Combined observations from NASA's Spitzer Space Telescope and the newly completed Atacama Large Millimeter/submillimeter Array (ALMA) in Chile have revealed the throes of stellar birth, as never before, in the well-studied object known as HH 46/47.
Herbig-Haro (HH) objects form when jets shot out by newborn stars collide with surrounding material, producing small, bright, nebulous regions. To our eyes, the dynamics within many HH objects are obscured by enveloping gas and dust.
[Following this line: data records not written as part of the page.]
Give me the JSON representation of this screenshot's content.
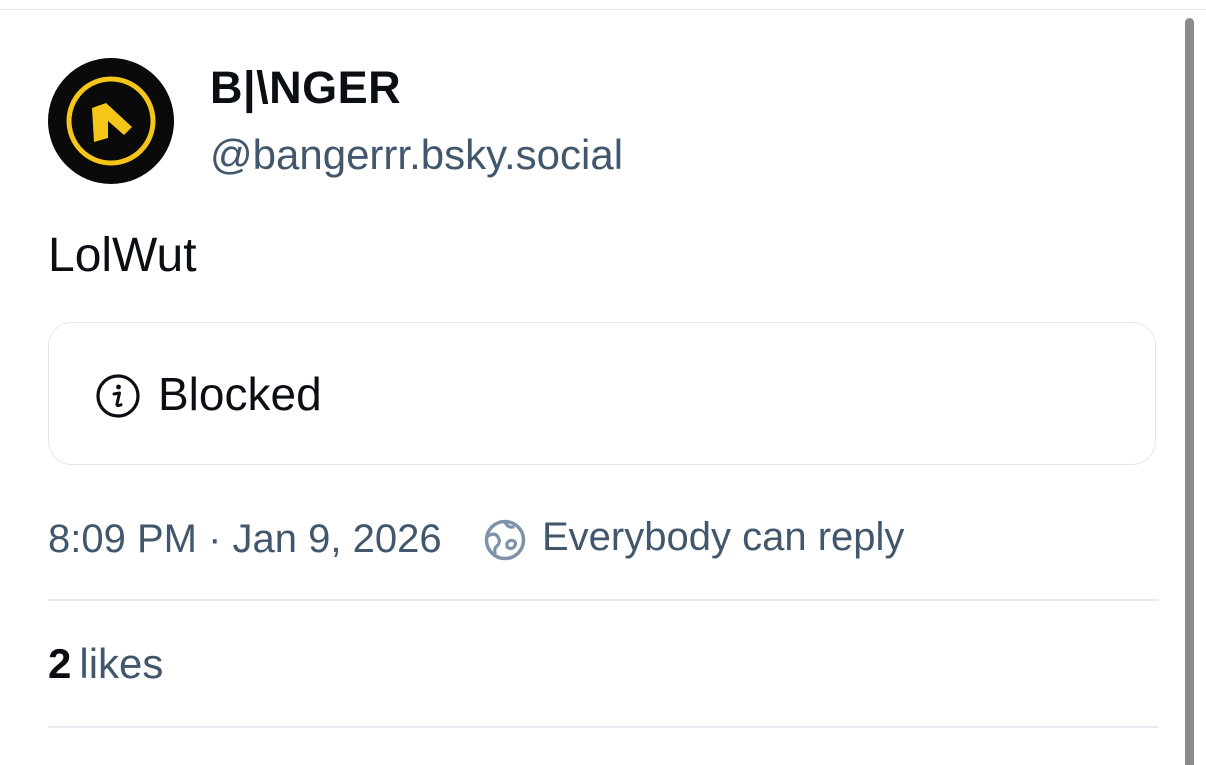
{
  "author": {
    "display_name": "B|\\NGER",
    "handle": "@bangerrr.bsky.social",
    "avatar_icon": "banger-logo-avatar"
  },
  "post": {
    "text": "LolWut",
    "embed": {
      "status_icon": "info-icon",
      "label": "Blocked"
    },
    "timestamp": "8:09 PM · Jan 9, 2026",
    "reply_setting": {
      "icon": "globe-icon",
      "label": "Everybody can reply"
    }
  },
  "engagement": {
    "likes_count": "2",
    "likes_label": "likes"
  },
  "colors": {
    "primary_text": "#0b0f14",
    "secondary_text": "#42576c",
    "divider": "#e6e9ee",
    "avatar_accent": "#f5c518"
  }
}
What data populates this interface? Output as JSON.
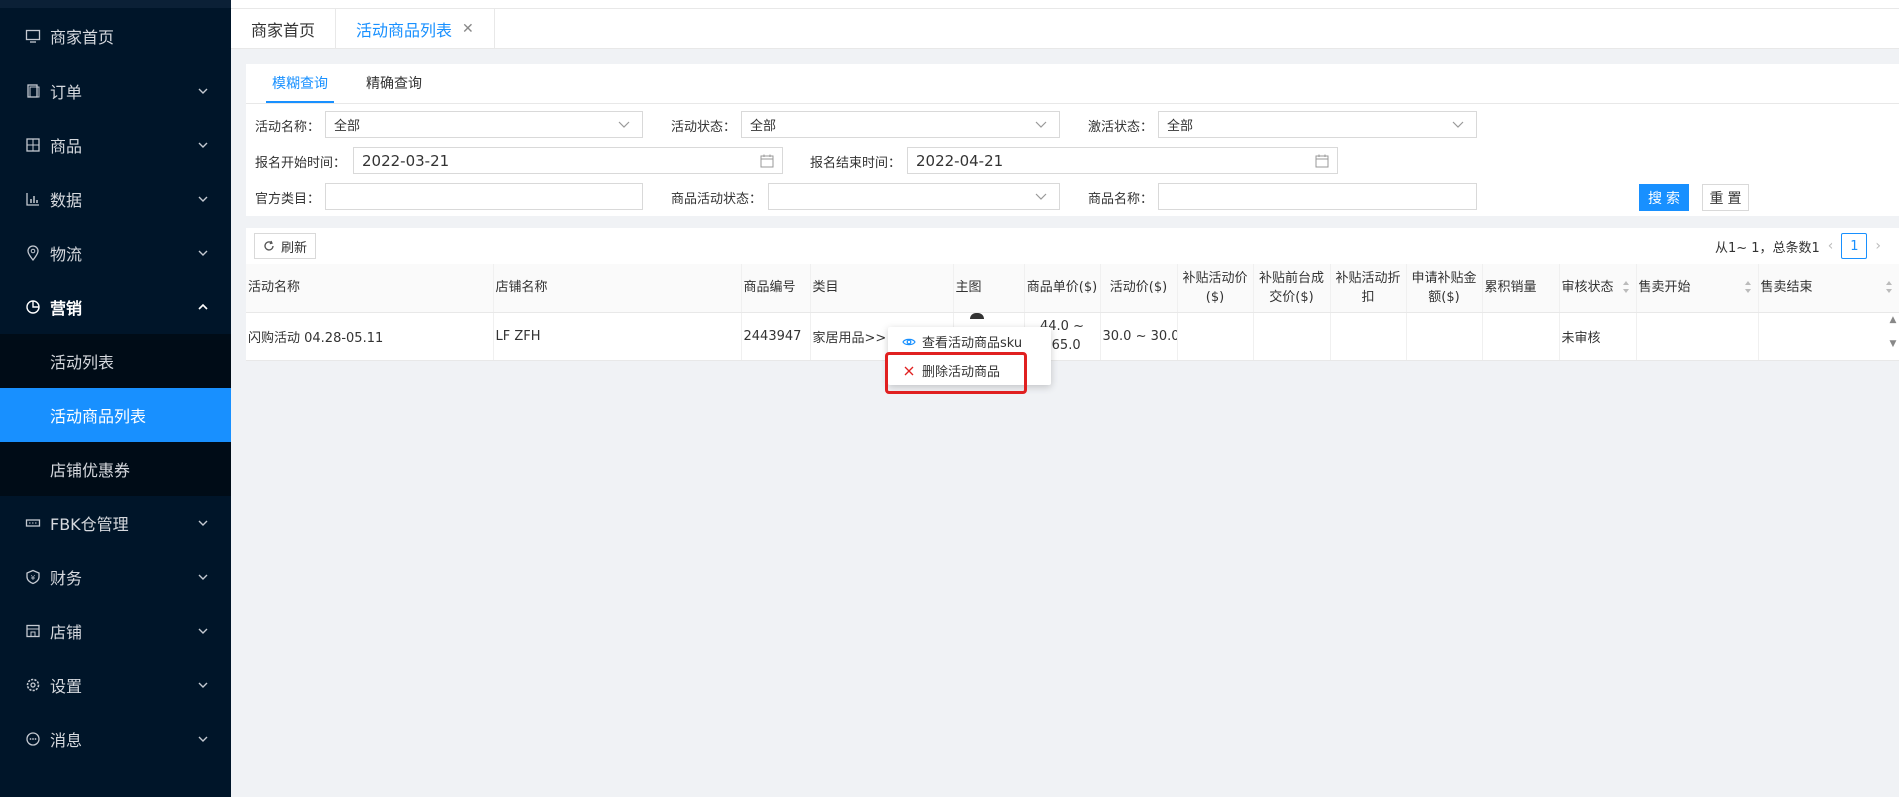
{
  "sidebar": {
    "items": [
      {
        "label": "商家首页",
        "icon": "monitor-icon",
        "has_children": false
      },
      {
        "label": "订单",
        "icon": "order-icon",
        "has_children": true
      },
      {
        "label": "商品",
        "icon": "goods-icon",
        "has_children": true
      },
      {
        "label": "数据",
        "icon": "chart-icon",
        "has_children": true
      },
      {
        "label": "物流",
        "icon": "location-icon",
        "has_children": true
      },
      {
        "label": "营销",
        "icon": "pie-icon",
        "has_children": true,
        "open": true
      },
      {
        "label": "FBK仓管理",
        "icon": "warehouse-icon",
        "has_children": true
      },
      {
        "label": "财务",
        "icon": "shield-icon",
        "has_children": true
      },
      {
        "label": "店铺",
        "icon": "store-icon",
        "has_children": true
      },
      {
        "label": "设置",
        "icon": "gear-icon",
        "has_children": true
      },
      {
        "label": "消息",
        "icon": "message-icon",
        "has_children": true
      }
    ],
    "marketing_sub": [
      {
        "label": "活动列表"
      },
      {
        "label": "活动商品列表",
        "active": true
      },
      {
        "label": "店铺优惠券"
      }
    ]
  },
  "tabs": {
    "home": "商家首页",
    "current": "活动商品列表",
    "close": "✕"
  },
  "query_tabs": {
    "fuzzy": "模糊查询",
    "exact": "精确查询"
  },
  "form": {
    "activity_name_label": "活动名称：",
    "activity_name_value": "全部",
    "activity_status_label": "活动状态：",
    "activity_status_value": "全部",
    "activation_status_label": "激活状态：",
    "activation_status_value": "全部",
    "signup_start_label": "报名开始时间：",
    "signup_start_value": "2022-03-21",
    "signup_end_label": "报名结束时间：",
    "signup_end_value": "2022-04-21",
    "official_category_label": "官方类目：",
    "official_category_value": "",
    "goods_activity_status_label": "商品活动状态：",
    "goods_activity_status_value": "",
    "goods_name_label": "商品名称：",
    "goods_name_value": "",
    "search_button": "搜索",
    "reset_button": "重置"
  },
  "toolbar": {
    "refresh": "刷新",
    "pager_text": "从1~ 1，总条数1",
    "prev": "‹",
    "next": "›",
    "current_page": "1"
  },
  "table": {
    "headers": {
      "activity_name": "活动名称",
      "store_name": "店铺名称",
      "goods_no": "商品编号",
      "category": "类目",
      "main_image": "主图",
      "unit_price": "商品单价($)",
      "activity_price": "活动价($)",
      "subsidy_activity_price": "补贴活动价($)",
      "subsidy_before_price": "补贴前台成交价($)",
      "subsidy_discount": "补贴活动折扣",
      "apply_subsidy_amount": "申请补贴金额($)",
      "total_sales": "累积销量",
      "review_status": "审核状态",
      "sale_start": "售卖开始",
      "sale_end": "售卖结束"
    },
    "rows": [
      {
        "activity_name": "闪购活动 04.28-05.11",
        "store_name": "LF ZFH",
        "goods_no": "2443947",
        "category": "家居用品>>",
        "unit_price": "44.0 ~ 465.0",
        "activity_price": "30.0 ~ 30.0",
        "subsidy_activity_price": "",
        "subsidy_before_price": "",
        "subsidy_discount": "",
        "apply_subsidy_amount": "",
        "total_sales": "",
        "review_status": "未审核",
        "sale_start": "",
        "sale_end": ""
      }
    ]
  },
  "context_menu": {
    "view_sku": "查看活动商品sku",
    "delete": "删除活动商品"
  },
  "colors": {
    "sidebar_bg": "#001529",
    "accent": "#1890ff",
    "highlight": "#e02020"
  }
}
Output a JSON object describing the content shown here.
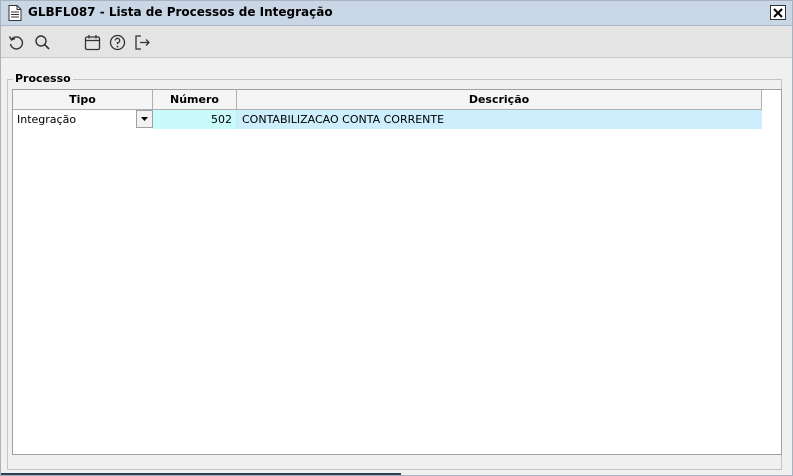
{
  "window": {
    "title": "GLBFL087 - Lista de Processos de Integração",
    "close_glyph": "✕"
  },
  "toolbar": {
    "buttons": [
      {
        "name": "refresh",
        "icon": "refresh-icon"
      },
      {
        "name": "search",
        "icon": "search-icon"
      },
      {
        "name": "calendar",
        "icon": "calendar-icon"
      },
      {
        "name": "help",
        "icon": "help-icon"
      },
      {
        "name": "exit",
        "icon": "exit-icon"
      }
    ]
  },
  "group": {
    "legend": "Processo"
  },
  "grid": {
    "columns": [
      "Tipo",
      "Número",
      "Descrição"
    ],
    "rows": [
      {
        "tipo": "Integração",
        "numero": "502",
        "descricao": "CONTABILIZACAO CONTA CORRENTE"
      }
    ]
  },
  "colors": {
    "titlebar": "#c8d6e5",
    "row_highlight": "#cdeefd",
    "numero_cell": "#c9fbfb"
  }
}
But the infrared and submillimeter light seen by Spitzer and ALMA, respectively, pierces the dark cosmic cloud around HH 46/47 to let us in on the action. (Infrared light has longer wavelengths than what we see with our eyes, and submillimeter light has even longer wavelengths.)
In this image, the shorter-wavelength light appears blue and longer-wavelength light, red. Blue shows gas energized by the outflowing jets. The green colors trace a combination of hydrogen gas molecules and dust that follows the boundary of the gas cloud cocooning the young star. The reddish-colored areas, created by excited carbon monoxide gas, reveal that the gas in the two lobes blown out by the star's jets is expanding faster than previously thought. This faster expansion has an influence on the overall amount of turbulence in the gaseous cloud that originally spawned the star. In turn, the extra turbulence could have an impact on whether and how other stars might form in this gaseous, dusty, and thus fertile, ground for star-making.
NASA's Jet Propulsion Laboratory, Pasadena, Calif., manages the Spitzer Space Telescope mission for NASA's Science Mission Directorate, Washington. Science operations are conducted at the Spitzer Science Center at the California Institute of Technology in Pasadena. Data are archived at the Infrared Science Archive housed at the Infrared Processing and Analysis Center at Caltech. Caltech manages JPL for NASA.
More information about exoplanets and NASA's planet-finding program is at http://planetquest.jpl.nasa.gov.